Uganda’s budget for FY 2018/2019 is UGX 32.7 trillion ($8.8 billion assuming a UGX 3700: $1 exchange rate), 13.1 percent bigger than the FY 2017/18 budget of UGX 28.9 trillion ($7.8 billion).  The budget increase reflects in large part a growth in debt servicing costs attributed to the Government of Uganda’s (GOU) financing of infrastructure projects.
The Ugandan government continues to emphasize strengthening the country's road, rail, water, energy, and communications infrastructure.  In FY 2017/18, the Ugandan Government invested more than $1.1 billion in public works and transportation projects, and increased this amount by 2.1 percent in the 2018/2019 budget. 

More information on Uganda’s budget and budget forecasts is available here:
National Budget Framework Paper - Uganda.

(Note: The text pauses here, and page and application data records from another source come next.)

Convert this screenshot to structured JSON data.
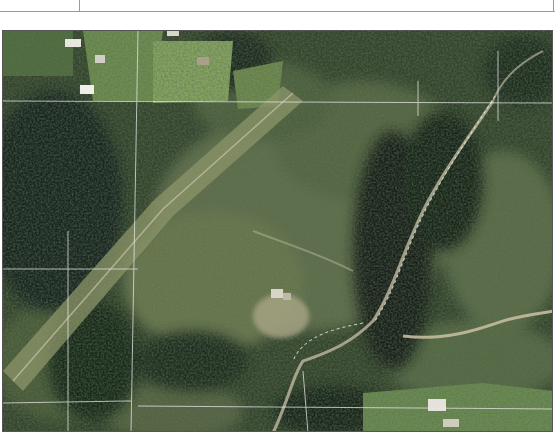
{
  "header": {
    "caption": ""
  },
  "map": {
    "kind": "aerial-orthophoto",
    "palette": {
      "forest_dark": "#1f2d1a",
      "forest": "#3b4b2a",
      "meadow": "#6f8450",
      "clearing": "#7d8a5a",
      "pasture": "#7fa15a",
      "road": "#b9b39a",
      "shadow": "#0f1a14",
      "parcel_line": "#e8e8e8"
    },
    "icons": [
      "house-icon",
      "barn-icon",
      "road-line"
    ]
  }
}
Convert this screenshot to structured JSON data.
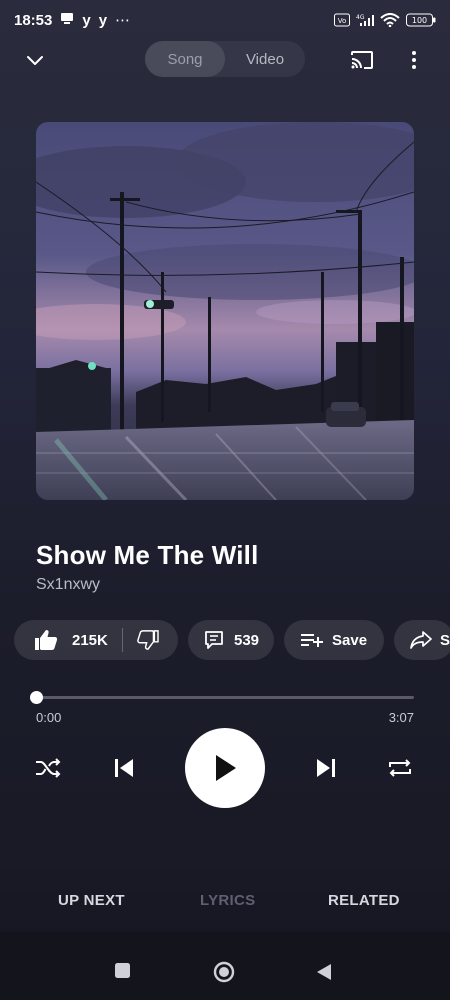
{
  "status_bar": {
    "time": "18:53",
    "left_icons": [
      "notification-icon",
      "y-app-icon",
      "y-app-icon",
      "more-dots"
    ],
    "y_letter": "y",
    "more": "⋯",
    "battery": "100",
    "network": "4G"
  },
  "top_bar": {
    "tabs": [
      {
        "label": "Song",
        "active": true
      },
      {
        "label": "Video",
        "active": false
      }
    ]
  },
  "track": {
    "title": "Show Me The Will",
    "artist": "Sx1nxwy"
  },
  "actions": {
    "likes": "215K",
    "comments": "539",
    "save": "Save",
    "share": "S"
  },
  "playback": {
    "current_time": "0:00",
    "total_time": "3:07",
    "progress": 0
  },
  "bottom_tabs": [
    {
      "label": "UP NEXT",
      "active": true
    },
    {
      "label": "LYRICS",
      "active": false
    },
    {
      "label": "RELATED",
      "active": true
    }
  ],
  "colors": {
    "background": "#1c1d2b",
    "pill": "#30313f",
    "muted_tab": "#5e6070"
  }
}
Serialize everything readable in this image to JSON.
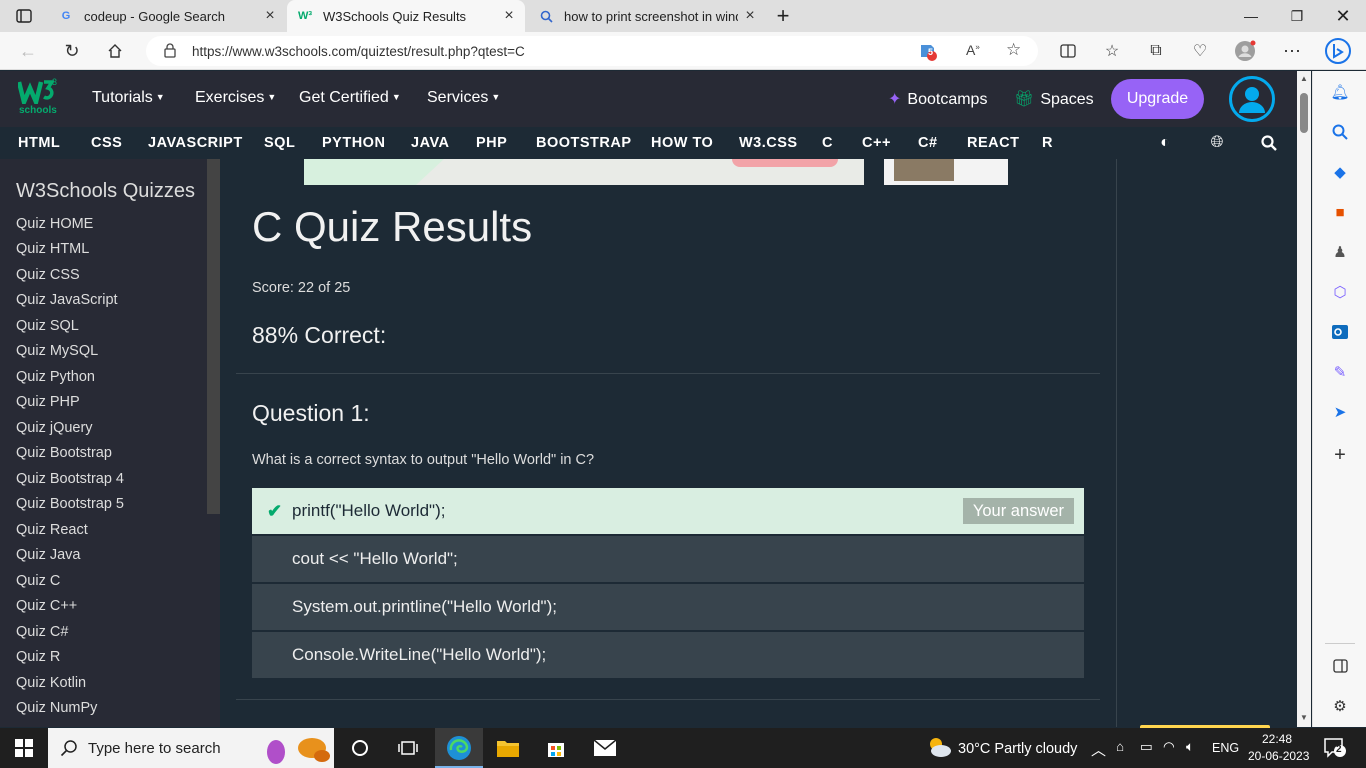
{
  "browser": {
    "tabs": [
      {
        "title": "codeup - Google Search",
        "active": false
      },
      {
        "title": "W3Schools Quiz Results",
        "active": true
      },
      {
        "title": "how to print screenshot in windo",
        "active": false
      }
    ],
    "url": "https://www.w3schools.com/quiztest/result.php?qtest=C",
    "extension_badge": "5"
  },
  "site": {
    "logo_text": "schools",
    "logo_sup": "3",
    "menu": [
      "Tutorials",
      "Exercises",
      "Get Certified",
      "Services"
    ],
    "bootcamps": "Bootcamps",
    "spaces": "Spaces",
    "upgrade": "Upgrade",
    "topnav": [
      "HTML",
      "CSS",
      "JAVASCRIPT",
      "SQL",
      "PYTHON",
      "JAVA",
      "PHP",
      "BOOTSTRAP",
      "HOW TO",
      "W3.CSS",
      "C",
      "C++",
      "C#",
      "REACT",
      "R"
    ]
  },
  "sidebar": {
    "title": "W3Schools Quizzes",
    "links": [
      "Quiz HOME",
      "Quiz HTML",
      "Quiz CSS",
      "Quiz JavaScript",
      "Quiz SQL",
      "Quiz MySQL",
      "Quiz Python",
      "Quiz PHP",
      "Quiz jQuery",
      "Quiz Bootstrap",
      "Quiz Bootstrap 4",
      "Quiz Bootstrap 5",
      "Quiz React",
      "Quiz Java",
      "Quiz C",
      "Quiz C++",
      "Quiz C#",
      "Quiz R",
      "Quiz Kotlin",
      "Quiz NumPy"
    ]
  },
  "main": {
    "title": "C Quiz Results",
    "score": "Score: 22 of 25",
    "percent": "88% Correct:",
    "question_title": "Question 1:",
    "question_text": "What is a correct syntax to output \"Hello World\" in C?",
    "answers": [
      {
        "text": "printf(\"Hello World\");",
        "correct": true
      },
      {
        "text": "cout << \"Hello World\";",
        "correct": false
      },
      {
        "text": "System.out.printline(\"Hello World\");",
        "correct": false
      },
      {
        "text": "Console.WriteLine(\"Hello World\");",
        "correct": false
      }
    ],
    "your_answer": "Your answer"
  },
  "taskbar": {
    "search_placeholder": "Type here to search",
    "weather": "30°C  Partly cloudy",
    "language": "ENG",
    "time": "22:48",
    "date": "20-06-2023",
    "notification_count": "2"
  },
  "colors": {
    "w3_green": "#04aa6d",
    "upgrade_purple": "#9763f6",
    "header_bg": "#282a35",
    "page_bg": "#1d2a35"
  }
}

While Uganda maintains a liberal trade and foreign exchange regime, and largely adheres to IMF/World Bank programs to fight poverty, continuing reports of endemic corruption, financial mismanagement, and increasing political repression raise questions about GOU’s commitment to fostering an investor-friendly environment.  The GOU’s sluggish bureaucracy and non-transparent decision-making process hampers progress on public projects.
The top five reasons to export to Uganda include:

  1. A free-market economy, with few limits on foreign investment (outside of local content requirements in the oil and gas sector) and repatriation of funds.
  2. Rapid infusion of foreign direct investment in Uganda’s multi–billion dollar oil sector projects including:  $9 billion in upstream facilities, $4 billion in an oil export pipeline to Tanzania, and a $3 billion oil refinery with a newly-constructed airport and industrial park.
  3. Improving transportation infrastructure though large-scale highway projects and hundreds of millions of dollars’ worth of airport upgrades across the country.
  4. Abundant resources such as fertile agriculture land and 6.5 billion barrels of oil reserves.
  5. A relatively stable political and security environment.

Prepared by our U.S. Embassies abroad. With its network of 108 offices across the United States and in more than 75 countries, the U.S. Commercial Service of the U.S. Department of Commerce utilizes its global presence and international marketing expertise to help U.S. companies sell their products and services worldwide. Locate the U.S. Commercial Service trade specialist in the U.S. nearest you by visiting http://export.gov/usoffices.



Uganda Trade Development and Promotion